▸ **Records supplied**:
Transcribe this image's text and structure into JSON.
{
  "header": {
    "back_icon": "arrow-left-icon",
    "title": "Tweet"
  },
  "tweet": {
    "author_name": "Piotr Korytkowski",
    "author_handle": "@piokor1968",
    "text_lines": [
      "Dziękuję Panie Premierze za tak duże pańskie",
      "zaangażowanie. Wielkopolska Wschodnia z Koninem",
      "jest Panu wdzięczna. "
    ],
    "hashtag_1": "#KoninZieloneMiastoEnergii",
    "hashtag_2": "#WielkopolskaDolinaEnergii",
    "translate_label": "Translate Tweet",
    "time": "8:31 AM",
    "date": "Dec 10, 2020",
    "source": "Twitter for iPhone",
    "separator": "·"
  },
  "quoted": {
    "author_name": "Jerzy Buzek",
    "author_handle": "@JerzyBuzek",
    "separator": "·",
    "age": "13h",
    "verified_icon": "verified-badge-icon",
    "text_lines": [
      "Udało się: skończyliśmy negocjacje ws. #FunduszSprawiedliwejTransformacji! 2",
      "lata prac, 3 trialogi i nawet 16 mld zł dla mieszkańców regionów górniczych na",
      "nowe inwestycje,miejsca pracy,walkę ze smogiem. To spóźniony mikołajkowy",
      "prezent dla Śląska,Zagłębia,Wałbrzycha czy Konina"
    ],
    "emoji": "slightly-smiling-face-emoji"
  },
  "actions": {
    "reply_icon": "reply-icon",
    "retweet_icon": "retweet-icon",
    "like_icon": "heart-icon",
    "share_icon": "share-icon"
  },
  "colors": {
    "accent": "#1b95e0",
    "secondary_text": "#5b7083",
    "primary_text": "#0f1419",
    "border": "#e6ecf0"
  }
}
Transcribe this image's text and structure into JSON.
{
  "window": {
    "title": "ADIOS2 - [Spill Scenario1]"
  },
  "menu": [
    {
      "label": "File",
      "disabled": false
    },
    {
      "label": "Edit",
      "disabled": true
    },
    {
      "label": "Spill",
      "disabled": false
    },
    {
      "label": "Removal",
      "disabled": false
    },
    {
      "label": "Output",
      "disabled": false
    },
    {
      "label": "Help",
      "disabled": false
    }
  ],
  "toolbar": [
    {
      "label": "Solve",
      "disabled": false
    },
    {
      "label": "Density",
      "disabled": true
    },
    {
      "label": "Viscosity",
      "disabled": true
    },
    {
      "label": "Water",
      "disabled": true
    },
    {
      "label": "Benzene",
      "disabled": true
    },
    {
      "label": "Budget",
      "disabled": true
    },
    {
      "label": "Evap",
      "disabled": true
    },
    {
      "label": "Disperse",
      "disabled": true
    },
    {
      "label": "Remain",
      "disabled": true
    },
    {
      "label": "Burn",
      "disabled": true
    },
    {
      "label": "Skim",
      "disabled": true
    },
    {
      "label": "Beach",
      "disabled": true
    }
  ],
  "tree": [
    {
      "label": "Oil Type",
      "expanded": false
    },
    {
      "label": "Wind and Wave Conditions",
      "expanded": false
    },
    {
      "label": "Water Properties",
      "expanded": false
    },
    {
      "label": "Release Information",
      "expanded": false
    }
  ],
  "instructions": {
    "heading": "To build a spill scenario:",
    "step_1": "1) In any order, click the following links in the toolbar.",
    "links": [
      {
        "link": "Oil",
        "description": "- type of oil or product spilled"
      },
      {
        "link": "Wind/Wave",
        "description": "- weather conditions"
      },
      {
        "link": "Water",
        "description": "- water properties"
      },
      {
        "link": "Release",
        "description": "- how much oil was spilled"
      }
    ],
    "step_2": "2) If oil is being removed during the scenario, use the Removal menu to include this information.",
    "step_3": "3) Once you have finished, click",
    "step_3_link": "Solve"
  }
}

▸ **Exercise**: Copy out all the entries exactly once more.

▸ **Reply to the exercise**:
Transcribe this image's text and structure into JSON.
{
  "header": {
    "back_icon": "arrow-left-icon",
    "title": "Tweet"
  },
  "tweet": {
    "author_name": "Piotr Korytkowski",
    "author_handle": "@piokor1968",
    "text_lines": [
      "Dziękuję Panie Premierze za tak duże pańskie",
      "zaangażowanie. Wielkopolska Wschodnia z Koninem",
      "jest Panu wdzięczna. "
    ],
    "hashtag_1": "#KoninZieloneMiastoEnergii",
    "hashtag_2": "#WielkopolskaDolinaEnergii",
    "translate_label": "Translate Tweet",
    "time": "8:31 AM",
    "date": "Dec 10, 2020",
    "source": "Twitter for iPhone",
    "separator": "·"
  },
  "quoted": {
    "author_name": "Jerzy Buzek",
    "author_handle": "@JerzyBuzek",
    "separator": "·",
    "age": "13h",
    "verified_icon": "verified-badge-icon",
    "text_lines": [
      "Udało się: skończyliśmy negocjacje ws. #FunduszSprawiedliwejTransformacji! 2",
      "lata prac, 3 trialogi i nawet 16 mld zł dla mieszkańców regionów górniczych na",
      "nowe inwestycje,miejsca pracy,walkę ze smogiem. To spóźniony mikołajkowy",
      "prezent dla Śląska,Zagłębia,Wałbrzycha czy Konina"
    ],
    "emoji": "slightly-smiling-face-emoji"
  },
  "actions": {
    "reply_icon": "reply-icon",
    "retweet_icon": "retweet-icon",
    "like_icon": "heart-icon",
    "share_icon": "share-icon"
  },
  "colors": {
    "accent": "#1b95e0",
    "secondary_text": "#5b7083",
    "primary_text": "#0f1419",
    "border": "#e6ecf0"
  }
}
Transcribe this image's text and structure into JSON.
{
  "window": {
    "title": "ADIOS2 - [Spill Scenario1]"
  },
  "menu": [
    {
      "label": "File",
      "disabled": false
    },
    {
      "label": "Edit",
      "disabled": true
    },
    {
      "label": "Spill",
      "disabled": false
    },
    {
      "label": "Removal",
      "disabled": false
    },
    {
      "label": "Output",
      "disabled": false
    },
    {
      "label": "Help",
      "disabled": false
    }
  ],
  "toolbar": [
    {
      "label": "Solve",
      "disabled": false
    },
    {
      "label": "Density",
      "disabled": true
    },
    {
      "label": "Viscosity",
      "disabled": true
    },
    {
      "label": "Water",
      "disabled": true
    },
    {
      "label": "Benzene",
      "disabled": true
    },
    {
      "label": "Budget",
      "disabled": true
    },
    {
      "label": "Evap",
      "disabled": true
    },
    {
      "label": "Disperse",
      "disabled": true
    },
    {
      "label": "Remain",
      "disabled": true
    },
    {
      "label": "Burn",
      "disabled": true
    },
    {
      "label": "Skim",
      "disabled": true
    },
    {
      "label": "Beach",
      "disabled": true
    }
  ],
  "tree": [
    {
      "label": "Oil Type",
      "expanded": false
    },
    {
      "label": "Wind and Wave Conditions",
      "expanded": false
    },
    {
      "label": "Water Properties",
      "expanded": false
    },
    {
      "label": "Release Information",
      "expanded": false
    }
  ],
  "instructions": {
    "heading": "To build a spill scenario:",
    "step_1": "1) In any order, click the following links in the toolbar.",
    "links": [
      {
        "link": "Oil",
        "description": "- type of oil or product spilled"
      },
      {
        "link": "Wind/Wave",
        "description": "- weather conditions"
      },
      {
        "link": "Water",
        "description": "- water properties"
      },
      {
        "link": "Release",
        "description": "- how much oil was spilled"
      }
    ],
    "step_2": "2) If oil is being removed during the scenario, use the Removal menu to include this information.",
    "step_3": "3) Once you have finished, click",
    "step_3_link": "Solve"
  }
}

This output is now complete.